▸ TO DO
Without any images, write the data out exactly as it appears.

Entries taken from a collection:

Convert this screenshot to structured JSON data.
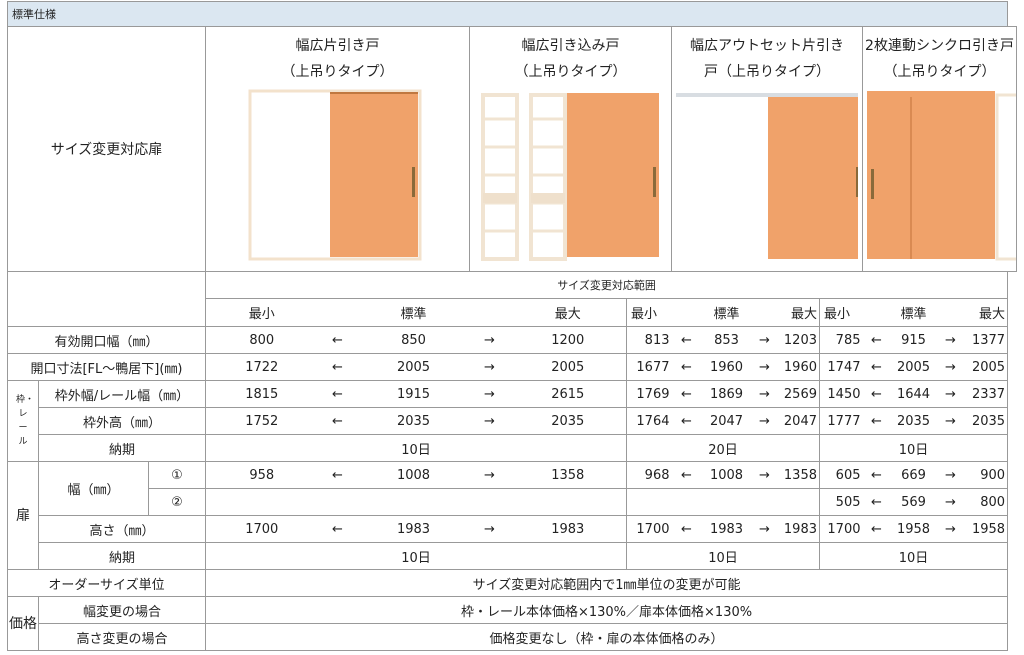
{
  "section_title": "標準仕様",
  "row_label_doors": "サイズ変更対応扉",
  "products": [
    {
      "title_line1": "幅広片引き戸",
      "title_line2": "（上吊りタイプ）"
    },
    {
      "title_line1": "幅広引き込み戸",
      "title_line2": "（上吊りタイプ）"
    },
    {
      "title_line1": "幅広アウトセット片引き",
      "title_line2": "戸（上吊りタイプ）"
    },
    {
      "title_line1": "2枚連動シンクロ引き戸",
      "title_line2": "（上吊りタイプ）"
    }
  ],
  "range_header": "サイズ変更対応範囲",
  "col_min": "最小",
  "col_std": "標準",
  "col_max": "最大",
  "arrow_left": "←",
  "arrow_right": "→",
  "labels": {
    "effective_width": "有効開口幅（㎜）",
    "opening": "開口寸法[FL～鴨居下](㎜)",
    "frame_group": "枠・レール",
    "frame_width": "枠外幅/レール幅（㎜）",
    "frame_height": "枠外高（㎜）",
    "lead_time": "納期",
    "door_group": "扉",
    "door_width": "幅（㎜）",
    "circle1": "①",
    "circle2": "②",
    "door_height": "高さ（㎜）",
    "order_unit": "オーダーサイズ単位",
    "price_group": "価格",
    "width_change": "幅変更の場合",
    "height_change": "高さ変更の場合"
  },
  "rows": {
    "effective_width": {
      "p12": [
        "800",
        "850",
        "1200"
      ],
      "p3": [
        "813",
        "853",
        "1203"
      ],
      "p4": [
        "785",
        "915",
        "1377"
      ]
    },
    "opening": {
      "p12": [
        "1722",
        "2005",
        "2005"
      ],
      "p3": [
        "1677",
        "1960",
        "1960"
      ],
      "p4": [
        "1747",
        "2005",
        "2005"
      ]
    },
    "frame_width": {
      "p12": [
        "1815",
        "1915",
        "2615"
      ],
      "p3": [
        "1769",
        "1869",
        "2569"
      ],
      "p4": [
        "1450",
        "1644",
        "2337"
      ]
    },
    "frame_height": {
      "p12": [
        "1752",
        "2035",
        "2035"
      ],
      "p3": [
        "1764",
        "2047",
        "2047"
      ],
      "p4": [
        "1777",
        "2035",
        "2035"
      ]
    },
    "frame_lead": {
      "p12": "10日",
      "p3": "20日",
      "p4": "10日"
    },
    "door_width1": {
      "p12": [
        "958",
        "1008",
        "1358"
      ],
      "p3": [
        "968",
        "1008",
        "1358"
      ],
      "p4": [
        "605",
        "669",
        "900"
      ]
    },
    "door_width2": {
      "p4": [
        "505",
        "569",
        "800"
      ]
    },
    "door_height": {
      "p12": [
        "1700",
        "1983",
        "1983"
      ],
      "p3": [
        "1700",
        "1983",
        "1983"
      ],
      "p4": [
        "1700",
        "1958",
        "1958"
      ]
    },
    "door_lead": {
      "p12": "10日",
      "p3": "10日",
      "p4": "10日"
    }
  },
  "order_unit_text": "サイズ変更対応範囲内で1㎜単位の変更が可能",
  "width_change_text": "枠・レール本体価格×130%／扉本体価格×130%",
  "height_change_text": "価格変更なし（枠・扉の本体価格のみ）",
  "colors": {
    "header_bg": "#dbe7f1",
    "door_wood": "#f0a26a",
    "frame_light": "#f3e7d6"
  }
}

▸ OUTPUT FOR THIS TASK
Convert this screenshot to structured JSON data.
{
  "section_title": "標準仕様",
  "row_label_doors": "サイズ変更対応扉",
  "products": [
    {
      "title_line1": "幅広片引き戸",
      "title_line2": "（上吊りタイプ）"
    },
    {
      "title_line1": "幅広引き込み戸",
      "title_line2": "（上吊りタイプ）"
    },
    {
      "title_line1": "幅広アウトセット片引き",
      "title_line2": "戸（上吊りタイプ）"
    },
    {
      "title_line1": "2枚連動シンクロ引き戸",
      "title_line2": "（上吊りタイプ）"
    }
  ],
  "range_header": "サイズ変更対応範囲",
  "col_min": "最小",
  "col_std": "標準",
  "col_max": "最大",
  "arrow_left": "←",
  "arrow_right": "→",
  "labels": {
    "effective_width": "有効開口幅（㎜）",
    "opening": "開口寸法[FL～鴨居下](㎜)",
    "frame_group": "枠・レール",
    "frame_width": "枠外幅/レール幅（㎜）",
    "frame_height": "枠外高（㎜）",
    "lead_time": "納期",
    "door_group": "扉",
    "door_width": "幅（㎜）",
    "circle1": "①",
    "circle2": "②",
    "door_height": "高さ（㎜）",
    "order_unit": "オーダーサイズ単位",
    "price_group": "価格",
    "width_change": "幅変更の場合",
    "height_change": "高さ変更の場合"
  },
  "rows": {
    "effective_width": {
      "p12": [
        "800",
        "850",
        "1200"
      ],
      "p3": [
        "813",
        "853",
        "1203"
      ],
      "p4": [
        "785",
        "915",
        "1377"
      ]
    },
    "opening": {
      "p12": [
        "1722",
        "2005",
        "2005"
      ],
      "p3": [
        "1677",
        "1960",
        "1960"
      ],
      "p4": [
        "1747",
        "2005",
        "2005"
      ]
    },
    "frame_width": {
      "p12": [
        "1815",
        "1915",
        "2615"
      ],
      "p3": [
        "1769",
        "1869",
        "2569"
      ],
      "p4": [
        "1450",
        "1644",
        "2337"
      ]
    },
    "frame_height": {
      "p12": [
        "1752",
        "2035",
        "2035"
      ],
      "p3": [
        "1764",
        "2047",
        "2047"
      ],
      "p4": [
        "1777",
        "2035",
        "2035"
      ]
    },
    "frame_lead": {
      "p12": "10日",
      "p3": "20日",
      "p4": "10日"
    },
    "door_width1": {
      "p12": [
        "958",
        "1008",
        "1358"
      ],
      "p3": [
        "968",
        "1008",
        "1358"
      ],
      "p4": [
        "605",
        "669",
        "900"
      ]
    },
    "door_width2": {
      "p4": [
        "505",
        "569",
        "800"
      ]
    },
    "door_height": {
      "p12": [
        "1700",
        "1983",
        "1983"
      ],
      "p3": [
        "1700",
        "1983",
        "1983"
      ],
      "p4": [
        "1700",
        "1958",
        "1958"
      ]
    },
    "door_lead": {
      "p12": "10日",
      "p3": "10日",
      "p4": "10日"
    }
  },
  "order_unit_text": "サイズ変更対応範囲内で1㎜単位の変更が可能",
  "width_change_text": "枠・レール本体価格×130%／扉本体価格×130%",
  "height_change_text": "価格変更なし（枠・扉の本体価格のみ）",
  "colors": {
    "header_bg": "#dbe7f1",
    "door_wood": "#f0a26a",
    "frame_light": "#f3e7d6"
  }
}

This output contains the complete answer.